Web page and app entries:
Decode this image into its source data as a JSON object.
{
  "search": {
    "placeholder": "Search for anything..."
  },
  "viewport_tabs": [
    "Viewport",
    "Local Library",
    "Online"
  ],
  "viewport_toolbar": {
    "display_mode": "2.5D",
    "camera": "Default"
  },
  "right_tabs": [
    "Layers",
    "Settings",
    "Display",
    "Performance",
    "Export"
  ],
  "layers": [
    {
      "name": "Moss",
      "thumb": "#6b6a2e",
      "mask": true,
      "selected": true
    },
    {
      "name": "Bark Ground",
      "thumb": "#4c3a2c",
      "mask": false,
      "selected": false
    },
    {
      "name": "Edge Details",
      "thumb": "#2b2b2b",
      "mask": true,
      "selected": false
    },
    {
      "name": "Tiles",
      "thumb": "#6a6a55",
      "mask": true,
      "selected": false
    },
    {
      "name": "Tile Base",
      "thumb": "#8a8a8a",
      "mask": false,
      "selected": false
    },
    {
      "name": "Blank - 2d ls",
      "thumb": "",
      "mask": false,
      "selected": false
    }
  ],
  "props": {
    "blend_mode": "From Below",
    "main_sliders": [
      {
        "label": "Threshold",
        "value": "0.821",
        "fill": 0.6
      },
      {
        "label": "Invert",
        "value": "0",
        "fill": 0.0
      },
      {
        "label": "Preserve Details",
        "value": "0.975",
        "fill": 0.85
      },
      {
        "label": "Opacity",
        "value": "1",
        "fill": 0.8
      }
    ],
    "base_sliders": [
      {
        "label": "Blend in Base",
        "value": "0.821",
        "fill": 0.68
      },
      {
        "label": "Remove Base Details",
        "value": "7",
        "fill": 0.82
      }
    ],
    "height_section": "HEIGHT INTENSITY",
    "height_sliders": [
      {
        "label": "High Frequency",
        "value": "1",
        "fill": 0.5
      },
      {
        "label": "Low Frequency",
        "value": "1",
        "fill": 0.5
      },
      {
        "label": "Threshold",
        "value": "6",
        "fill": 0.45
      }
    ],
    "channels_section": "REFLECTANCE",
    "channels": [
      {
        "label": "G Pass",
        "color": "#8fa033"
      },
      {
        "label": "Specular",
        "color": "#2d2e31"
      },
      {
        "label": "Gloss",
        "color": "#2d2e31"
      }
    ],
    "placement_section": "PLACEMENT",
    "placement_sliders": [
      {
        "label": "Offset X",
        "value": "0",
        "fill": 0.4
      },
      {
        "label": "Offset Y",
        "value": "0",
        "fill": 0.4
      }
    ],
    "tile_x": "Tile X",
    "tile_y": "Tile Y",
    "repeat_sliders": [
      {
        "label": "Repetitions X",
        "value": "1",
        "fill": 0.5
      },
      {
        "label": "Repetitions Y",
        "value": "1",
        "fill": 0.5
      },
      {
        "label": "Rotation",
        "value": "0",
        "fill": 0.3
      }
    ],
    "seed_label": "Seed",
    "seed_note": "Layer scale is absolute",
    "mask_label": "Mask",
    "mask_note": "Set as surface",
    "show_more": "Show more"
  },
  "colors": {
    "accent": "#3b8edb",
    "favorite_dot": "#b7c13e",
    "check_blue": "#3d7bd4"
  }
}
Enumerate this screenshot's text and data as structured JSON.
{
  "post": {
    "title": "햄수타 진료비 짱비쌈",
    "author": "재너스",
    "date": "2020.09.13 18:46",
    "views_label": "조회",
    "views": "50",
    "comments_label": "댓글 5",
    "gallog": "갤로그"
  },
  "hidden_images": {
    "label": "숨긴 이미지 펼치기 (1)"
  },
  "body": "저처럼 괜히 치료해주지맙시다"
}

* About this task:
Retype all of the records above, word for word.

* Answer below:
Decode this image into its source data as a JSON object.
{
  "search": {
    "placeholder": "Search for anything..."
  },
  "viewport_tabs": [
    "Viewport",
    "Local Library",
    "Online"
  ],
  "viewport_toolbar": {
    "display_mode": "2.5D",
    "camera": "Default"
  },
  "right_tabs": [
    "Layers",
    "Settings",
    "Display",
    "Performance",
    "Export"
  ],
  "layers": [
    {
      "name": "Moss",
      "thumb": "#6b6a2e",
      "mask": true,
      "selected": true
    },
    {
      "name": "Bark Ground",
      "thumb": "#4c3a2c",
      "mask": false,
      "selected": false
    },
    {
      "name": "Edge Details",
      "thumb": "#2b2b2b",
      "mask": true,
      "selected": false
    },
    {
      "name": "Tiles",
      "thumb": "#6a6a55",
      "mask": true,
      "selected": false
    },
    {
      "name": "Tile Base",
      "thumb": "#8a8a8a",
      "mask": false,
      "selected": false
    },
    {
      "name": "Blank - 2d ls",
      "thumb": "",
      "mask": false,
      "selected": false
    }
  ],
  "props": {
    "blend_mode": "From Below",
    "main_sliders": [
      {
        "label": "Threshold",
        "value": "0.821",
        "fill": 0.6
      },
      {
        "label": "Invert",
        "value": "0",
        "fill": 0.0
      },
      {
        "label": "Preserve Details",
        "value": "0.975",
        "fill": 0.85
      },
      {
        "label": "Opacity",
        "value": "1",
        "fill": 0.8
      }
    ],
    "base_sliders": [
      {
        "label": "Blend in Base",
        "value": "0.821",
        "fill": 0.68
      },
      {
        "label": "Remove Base Details",
        "value": "7",
        "fill": 0.82
      }
    ],
    "height_section": "HEIGHT INTENSITY",
    "height_sliders": [
      {
        "label": "High Frequency",
        "value": "1",
        "fill": 0.5
      },
      {
        "label": "Low Frequency",
        "value": "1",
        "fill": 0.5
      },
      {
        "label": "Threshold",
        "value": "6",
        "fill": 0.45
      }
    ],
    "channels_section": "REFLECTANCE",
    "channels": [
      {
        "label": "G Pass",
        "color": "#8fa033"
      },
      {
        "label": "Specular",
        "color": "#2d2e31"
      },
      {
        "label": "Gloss",
        "color": "#2d2e31"
      }
    ],
    "placement_section": "PLACEMENT",
    "placement_sliders": [
      {
        "label": "Offset X",
        "value": "0",
        "fill": 0.4
      },
      {
        "label": "Offset Y",
        "value": "0",
        "fill": 0.4
      }
    ],
    "tile_x": "Tile X",
    "tile_y": "Tile Y",
    "repeat_sliders": [
      {
        "label": "Repetitions X",
        "value": "1",
        "fill": 0.5
      },
      {
        "label": "Repetitions Y",
        "value": "1",
        "fill": 0.5
      },
      {
        "label": "Rotation",
        "value": "0",
        "fill": 0.3
      }
    ],
    "seed_label": "Seed",
    "seed_note": "Layer scale is absolute",
    "mask_label": "Mask",
    "mask_note": "Set as surface",
    "show_more": "Show more"
  },
  "colors": {
    "accent": "#3b8edb",
    "favorite_dot": "#b7c13e",
    "check_blue": "#3d7bd4"
  }
}
Enumerate this screenshot's text and data as structured JSON.
{
  "post": {
    "title": "햄수타 진료비 짱비쌈",
    "author": "재너스",
    "date": "2020.09.13 18:46",
    "views_label": "조회",
    "views": "50",
    "comments_label": "댓글 5",
    "gallog": "갤로그"
  },
  "hidden_images": {
    "label": "숨긴 이미지 펼치기 (1)"
  },
  "body": "저처럼 괜히 치료해주지맙시다"
}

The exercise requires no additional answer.